** WORK ORDER **
Reprint the whole of the data exactly.

>>

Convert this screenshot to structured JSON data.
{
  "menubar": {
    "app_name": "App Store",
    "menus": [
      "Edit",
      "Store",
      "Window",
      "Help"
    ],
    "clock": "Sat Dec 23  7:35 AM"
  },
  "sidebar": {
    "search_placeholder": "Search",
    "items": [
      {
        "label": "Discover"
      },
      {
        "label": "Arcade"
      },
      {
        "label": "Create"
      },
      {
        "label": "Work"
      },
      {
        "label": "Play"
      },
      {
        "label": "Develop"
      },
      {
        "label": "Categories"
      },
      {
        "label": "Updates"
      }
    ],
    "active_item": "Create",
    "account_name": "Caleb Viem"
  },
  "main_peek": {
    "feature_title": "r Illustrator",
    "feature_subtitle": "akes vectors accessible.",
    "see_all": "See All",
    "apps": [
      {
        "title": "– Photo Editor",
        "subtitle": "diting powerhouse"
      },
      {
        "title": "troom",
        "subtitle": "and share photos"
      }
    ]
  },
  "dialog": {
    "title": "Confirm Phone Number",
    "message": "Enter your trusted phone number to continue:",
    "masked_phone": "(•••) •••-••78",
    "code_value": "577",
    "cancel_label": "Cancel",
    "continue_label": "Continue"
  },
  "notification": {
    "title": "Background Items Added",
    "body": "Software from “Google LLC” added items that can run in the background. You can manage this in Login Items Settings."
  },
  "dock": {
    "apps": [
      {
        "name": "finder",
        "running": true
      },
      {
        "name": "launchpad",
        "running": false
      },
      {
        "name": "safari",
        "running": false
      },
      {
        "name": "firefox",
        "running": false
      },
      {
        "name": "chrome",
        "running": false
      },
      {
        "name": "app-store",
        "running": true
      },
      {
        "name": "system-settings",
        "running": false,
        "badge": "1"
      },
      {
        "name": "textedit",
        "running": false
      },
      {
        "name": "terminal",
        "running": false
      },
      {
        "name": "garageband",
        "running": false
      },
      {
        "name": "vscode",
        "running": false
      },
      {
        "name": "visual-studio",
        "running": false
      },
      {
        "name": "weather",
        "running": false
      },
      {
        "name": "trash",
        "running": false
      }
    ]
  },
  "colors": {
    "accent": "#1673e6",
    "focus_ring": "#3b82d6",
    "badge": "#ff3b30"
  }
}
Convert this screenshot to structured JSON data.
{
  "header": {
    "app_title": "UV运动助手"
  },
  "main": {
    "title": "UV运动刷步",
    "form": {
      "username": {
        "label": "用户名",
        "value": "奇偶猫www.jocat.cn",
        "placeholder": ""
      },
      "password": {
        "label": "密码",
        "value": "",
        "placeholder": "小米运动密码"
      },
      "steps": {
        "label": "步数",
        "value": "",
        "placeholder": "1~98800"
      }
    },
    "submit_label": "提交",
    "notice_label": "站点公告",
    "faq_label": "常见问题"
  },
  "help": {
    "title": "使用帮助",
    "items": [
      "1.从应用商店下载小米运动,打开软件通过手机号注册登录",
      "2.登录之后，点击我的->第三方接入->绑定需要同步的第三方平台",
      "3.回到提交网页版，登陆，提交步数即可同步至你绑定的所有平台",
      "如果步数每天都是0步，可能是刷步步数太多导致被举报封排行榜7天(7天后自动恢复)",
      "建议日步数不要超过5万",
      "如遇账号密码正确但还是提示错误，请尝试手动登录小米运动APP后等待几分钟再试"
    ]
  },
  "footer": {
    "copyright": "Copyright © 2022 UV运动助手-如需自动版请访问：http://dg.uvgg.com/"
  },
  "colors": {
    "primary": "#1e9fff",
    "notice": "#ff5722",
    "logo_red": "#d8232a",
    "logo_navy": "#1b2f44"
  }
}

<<

** OUTPUT FOR THIS EXERCISE **
Convert this screenshot to structured JSON data.
{
  "menubar": {
    "app_name": "App Store",
    "menus": [
      "Edit",
      "Store",
      "Window",
      "Help"
    ],
    "clock": "Sat Dec 23  7:35 AM"
  },
  "sidebar": {
    "search_placeholder": "Search",
    "items": [
      {
        "label": "Discover"
      },
      {
        "label": "Arcade"
      },
      {
        "label": "Create"
      },
      {
        "label": "Work"
      },
      {
        "label": "Play"
      },
      {
        "label": "Develop"
      },
      {
        "label": "Categories"
      },
      {
        "label": "Updates"
      }
    ],
    "active_item": "Create",
    "account_name": "Caleb Viem"
  },
  "main_peek": {
    "feature_title": "r Illustrator",
    "feature_subtitle": "akes vectors accessible.",
    "see_all": "See All",
    "apps": [
      {
        "title": "– Photo Editor",
        "subtitle": "diting powerhouse"
      },
      {
        "title": "troom",
        "subtitle": "and share photos"
      }
    ]
  },
  "dialog": {
    "title": "Confirm Phone Number",
    "message": "Enter your trusted phone number to continue:",
    "masked_phone": "(•••) •••-••78",
    "code_value": "577",
    "cancel_label": "Cancel",
    "continue_label": "Continue"
  },
  "notification": {
    "title": "Background Items Added",
    "body": "Software from “Google LLC” added items that can run in the background. You can manage this in Login Items Settings."
  },
  "dock": {
    "apps": [
      {
        "name": "finder",
        "running": true
      },
      {
        "name": "launchpad",
        "running": false
      },
      {
        "name": "safari",
        "running": false
      },
      {
        "name": "firefox",
        "running": false
      },
      {
        "name": "chrome",
        "running": false
      },
      {
        "name": "app-store",
        "running": true
      },
      {
        "name": "system-settings",
        "running": false,
        "badge": "1"
      },
      {
        "name": "textedit",
        "running": false
      },
      {
        "name": "terminal",
        "running": false
      },
      {
        "name": "garageband",
        "running": false
      },
      {
        "name": "vscode",
        "running": false
      },
      {
        "name": "visual-studio",
        "running": false
      },
      {
        "name": "weather",
        "running": false
      },
      {
        "name": "trash",
        "running": false
      }
    ]
  },
  "colors": {
    "accent": "#1673e6",
    "focus_ring": "#3b82d6",
    "badge": "#ff3b30"
  }
}
Convert this screenshot to structured JSON data.
{
  "header": {
    "app_title": "UV运动助手"
  },
  "main": {
    "title": "UV运动刷步",
    "form": {
      "username": {
        "label": "用户名",
        "value": "奇偶猫www.jocat.cn",
        "placeholder": ""
      },
      "password": {
        "label": "密码",
        "value": "",
        "placeholder": "小米运动密码"
      },
      "steps": {
        "label": "步数",
        "value": "",
        "placeholder": "1~98800"
      }
    },
    "submit_label": "提交",
    "notice_label": "站点公告",
    "faq_label": "常见问题"
  },
  "help": {
    "title": "使用帮助",
    "items": [
      "1.从应用商店下载小米运动,打开软件通过手机号注册登录",
      "2.登录之后，点击我的->第三方接入->绑定需要同步的第三方平台",
      "3.回到提交网页版，登陆，提交步数即可同步至你绑定的所有平台",
      "如果步数每天都是0步，可能是刷步步数太多导致被举报封排行榜7天(7天后自动恢复)",
      "建议日步数不要超过5万",
      "如遇账号密码正确但还是提示错误，请尝试手动登录小米运动APP后等待几分钟再试"
    ]
  },
  "footer": {
    "copyright": "Copyright © 2022 UV运动助手-如需自动版请访问：http://dg.uvgg.com/"
  },
  "colors": {
    "primary": "#1e9fff",
    "notice": "#ff5722",
    "logo_red": "#d8232a",
    "logo_navy": "#1b2f44"
  }
}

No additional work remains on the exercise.